In December, Glendon theatre instructor Aleksandar Lukac heard startling news. His adaptation of Bertolt Brecht’s Drums in the Night, which he had directed for a regional company in Sabac, Serbia 16 months before, had won best show of 2010-11 at Serbia’s Festival of Festivals.
“I was quite surprised to get the news,” says Lukac, who last saw the production when it premiered in September 2010 and didn’t attend the national theatre festival. “What made me really happy was that Brecht is not always popular. His plays are political, provocative and dark.” Yet the audience at Serbia’s Festival of Festivals gave it more votes than three comedies and the favourite coming into the national competition.
Drums in the Night is about a young soldier who returns home after being a prisoner of war – and considered dead – for four years to find that his fiancée is betrothed to a capitalist turning metal ammunition boxes into baby carriages. The play, written shortly after the First World War, launched Brecht’s career and his brand of “epic” theatre, aimed at jarring audiences into thinking about political issues they might otherwise avoid.
“Clearly, for me, doing a show about the aftermath of war resonates strongly with Serbians who have just come out of a war,” says Lukac, referring to the civil war that led to the disintegration of Yugoslavia, where he was born.
Brecht’s play is funny and peppered with cabaret, offering relief from a tragic tale of betrayal. But what hit Serbian audiences, says Lukac, was that it dealt with hunger, the black market, manipulation, revolution, death, violence and other issues familiar to those who’ve experienced war.
The capitalist and soldier come to blows while the cabaret continues, in Drums in the Night
Lukac first workshopped and produced Drums in the Night with his Glendon theatre students a few years ago. “These powerful plays stick with you and I wished to have another go.” That opportunity came when the Sabac Theatre invited him to direct a show in the summer of 2010.
Brecht often inserts music and cabaret into his plays to distract the audience, prevent a purely emotional response and compel them to see the larger sociological perspective, says Lukac.

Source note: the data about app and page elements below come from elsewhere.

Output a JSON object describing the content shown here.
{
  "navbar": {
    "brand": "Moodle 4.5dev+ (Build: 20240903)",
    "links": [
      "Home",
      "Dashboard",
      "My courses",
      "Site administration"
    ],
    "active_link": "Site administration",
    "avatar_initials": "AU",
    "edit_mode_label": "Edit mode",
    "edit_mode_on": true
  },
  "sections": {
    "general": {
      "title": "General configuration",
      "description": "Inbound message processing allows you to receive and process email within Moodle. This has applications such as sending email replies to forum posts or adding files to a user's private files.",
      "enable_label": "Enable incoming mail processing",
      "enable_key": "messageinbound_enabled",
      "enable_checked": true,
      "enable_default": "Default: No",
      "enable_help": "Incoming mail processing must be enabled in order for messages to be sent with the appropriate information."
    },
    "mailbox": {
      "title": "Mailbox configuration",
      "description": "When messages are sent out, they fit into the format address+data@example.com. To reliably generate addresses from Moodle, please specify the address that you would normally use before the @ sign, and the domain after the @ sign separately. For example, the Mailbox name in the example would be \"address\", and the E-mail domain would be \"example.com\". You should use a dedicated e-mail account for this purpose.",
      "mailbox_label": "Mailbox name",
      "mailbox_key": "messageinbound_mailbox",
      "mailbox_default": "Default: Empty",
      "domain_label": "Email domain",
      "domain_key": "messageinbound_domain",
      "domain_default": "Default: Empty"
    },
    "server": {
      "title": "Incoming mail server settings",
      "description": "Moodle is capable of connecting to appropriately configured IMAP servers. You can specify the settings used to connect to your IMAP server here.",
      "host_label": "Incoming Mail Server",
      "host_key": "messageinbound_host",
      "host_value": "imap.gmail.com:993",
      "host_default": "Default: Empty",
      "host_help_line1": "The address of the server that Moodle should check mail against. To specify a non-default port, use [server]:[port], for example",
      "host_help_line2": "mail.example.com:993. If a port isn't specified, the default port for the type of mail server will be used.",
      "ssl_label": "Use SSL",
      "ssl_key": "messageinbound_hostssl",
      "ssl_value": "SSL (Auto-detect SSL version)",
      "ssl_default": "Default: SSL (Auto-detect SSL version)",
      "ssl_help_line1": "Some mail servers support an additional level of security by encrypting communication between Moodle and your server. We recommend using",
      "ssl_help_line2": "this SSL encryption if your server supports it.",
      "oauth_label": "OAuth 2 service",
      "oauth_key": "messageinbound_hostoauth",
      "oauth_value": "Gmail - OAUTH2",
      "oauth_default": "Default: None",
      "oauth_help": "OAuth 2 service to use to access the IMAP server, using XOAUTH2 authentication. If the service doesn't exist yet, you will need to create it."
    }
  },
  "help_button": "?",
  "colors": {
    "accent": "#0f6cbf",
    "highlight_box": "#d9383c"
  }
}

Most productions of Drums insert cabaret songs for which Brecht wrote the lyrics, but Lukac decided to insert original cabaret music of 1920s that might have influenced the Berlin playwright. So Lukac’s adaptation includes miniature cabaret skits in four different styles – vaudeville, futuristic, surrealist and political. The production was visually stunning, with costumes by Dragica Pavlovic and set by Marija Kalabic.
Back in Canada, Lukac is currently directing and promoting a play inspired by the Occupy movement. His student Dan Pelletier has adapted Marat/Sade by Peter Weiss to create Move.(me).ant.: The Marat/Sade Occupied. To run nightly from Feb. 28 through March 3 at Glendon College, this play will be streamed live on the Internet for all to see. And – a very big and – viewers will be invited to send in comments on Twitter and Facebook that will be projected onto the tent city on stage during the performance, a feat made possible by Glendon Theatre’s technical director Duncan Appleton.
Theatre director Aleksandar Lukac
“This hasn’t been done before that I know of,” says Lukac. He’s notified Toronto theatre companies about it so they can witness what happens. The tweets and Facebook messages will be coming in raw, uncensored and the students/actors will be answering them from stage. “It will be a distraction or a help. Once we open the gate anything can pass through. It will show who’s watching, anyway.”
In April, Lukac returns to his native Serbia to direct his adaptation of Martin Crimp’s The Treatment, another play workshopped with his Glendon students.
Lukac has directed over 50 professional productions in Canada as well as productions in Serbia since 1992, when he left the former Yugoslavia and joined York’s contract faculty.
By Martha Tancock, YFile contributing writer